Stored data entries
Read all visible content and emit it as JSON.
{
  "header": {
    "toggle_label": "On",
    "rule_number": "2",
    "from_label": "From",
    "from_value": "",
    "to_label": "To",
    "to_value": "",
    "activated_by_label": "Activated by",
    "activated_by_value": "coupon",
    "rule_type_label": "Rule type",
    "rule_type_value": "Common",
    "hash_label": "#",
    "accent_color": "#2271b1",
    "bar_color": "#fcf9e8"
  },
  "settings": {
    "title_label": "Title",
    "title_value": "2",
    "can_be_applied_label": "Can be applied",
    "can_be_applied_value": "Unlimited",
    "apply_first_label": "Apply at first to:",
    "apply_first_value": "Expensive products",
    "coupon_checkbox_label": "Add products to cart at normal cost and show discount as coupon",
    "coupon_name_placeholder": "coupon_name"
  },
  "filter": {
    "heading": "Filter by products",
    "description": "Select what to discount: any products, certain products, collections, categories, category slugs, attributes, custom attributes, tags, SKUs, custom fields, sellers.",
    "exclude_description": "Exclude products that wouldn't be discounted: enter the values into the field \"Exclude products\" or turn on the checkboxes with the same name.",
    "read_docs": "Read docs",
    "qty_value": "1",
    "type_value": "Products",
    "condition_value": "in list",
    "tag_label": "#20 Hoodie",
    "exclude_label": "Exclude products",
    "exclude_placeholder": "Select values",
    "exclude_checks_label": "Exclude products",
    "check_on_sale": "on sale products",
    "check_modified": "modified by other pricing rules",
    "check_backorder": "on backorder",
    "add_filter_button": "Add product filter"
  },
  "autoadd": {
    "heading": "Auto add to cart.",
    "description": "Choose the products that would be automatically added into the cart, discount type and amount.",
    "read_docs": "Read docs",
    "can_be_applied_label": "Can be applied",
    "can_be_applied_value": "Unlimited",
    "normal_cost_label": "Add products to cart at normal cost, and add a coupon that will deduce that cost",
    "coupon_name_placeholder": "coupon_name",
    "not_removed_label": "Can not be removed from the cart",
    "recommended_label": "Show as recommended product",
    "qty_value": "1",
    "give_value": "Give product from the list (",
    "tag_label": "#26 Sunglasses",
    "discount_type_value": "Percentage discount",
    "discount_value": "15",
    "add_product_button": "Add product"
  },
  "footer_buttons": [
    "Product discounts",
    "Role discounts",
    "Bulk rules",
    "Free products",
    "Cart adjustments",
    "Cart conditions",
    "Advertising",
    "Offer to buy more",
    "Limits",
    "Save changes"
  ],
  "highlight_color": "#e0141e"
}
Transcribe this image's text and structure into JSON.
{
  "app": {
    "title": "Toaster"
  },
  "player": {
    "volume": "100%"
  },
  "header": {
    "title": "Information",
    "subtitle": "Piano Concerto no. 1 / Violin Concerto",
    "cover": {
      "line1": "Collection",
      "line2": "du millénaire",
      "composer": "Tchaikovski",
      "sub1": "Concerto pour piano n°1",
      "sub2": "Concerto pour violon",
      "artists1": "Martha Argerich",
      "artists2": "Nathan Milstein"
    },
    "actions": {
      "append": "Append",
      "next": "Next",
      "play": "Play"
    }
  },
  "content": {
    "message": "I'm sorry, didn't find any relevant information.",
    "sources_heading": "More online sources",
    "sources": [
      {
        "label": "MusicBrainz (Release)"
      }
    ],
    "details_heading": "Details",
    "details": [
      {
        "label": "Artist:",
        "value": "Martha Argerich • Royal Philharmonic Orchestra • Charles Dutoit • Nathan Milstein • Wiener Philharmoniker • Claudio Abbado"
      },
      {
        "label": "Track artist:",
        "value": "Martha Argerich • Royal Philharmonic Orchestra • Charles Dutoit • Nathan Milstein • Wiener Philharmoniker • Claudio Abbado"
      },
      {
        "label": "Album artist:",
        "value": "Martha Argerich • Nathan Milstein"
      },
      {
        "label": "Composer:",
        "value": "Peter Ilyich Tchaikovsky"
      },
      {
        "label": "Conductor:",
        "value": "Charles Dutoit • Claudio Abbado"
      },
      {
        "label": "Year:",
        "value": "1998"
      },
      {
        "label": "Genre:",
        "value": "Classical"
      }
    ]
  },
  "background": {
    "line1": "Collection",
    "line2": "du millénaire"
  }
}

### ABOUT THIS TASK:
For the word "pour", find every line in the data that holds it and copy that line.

### WRITTEN ANSWER:
      "sub1": "Concerto pour piano n°1",
      "sub2": "Concerto pour violon",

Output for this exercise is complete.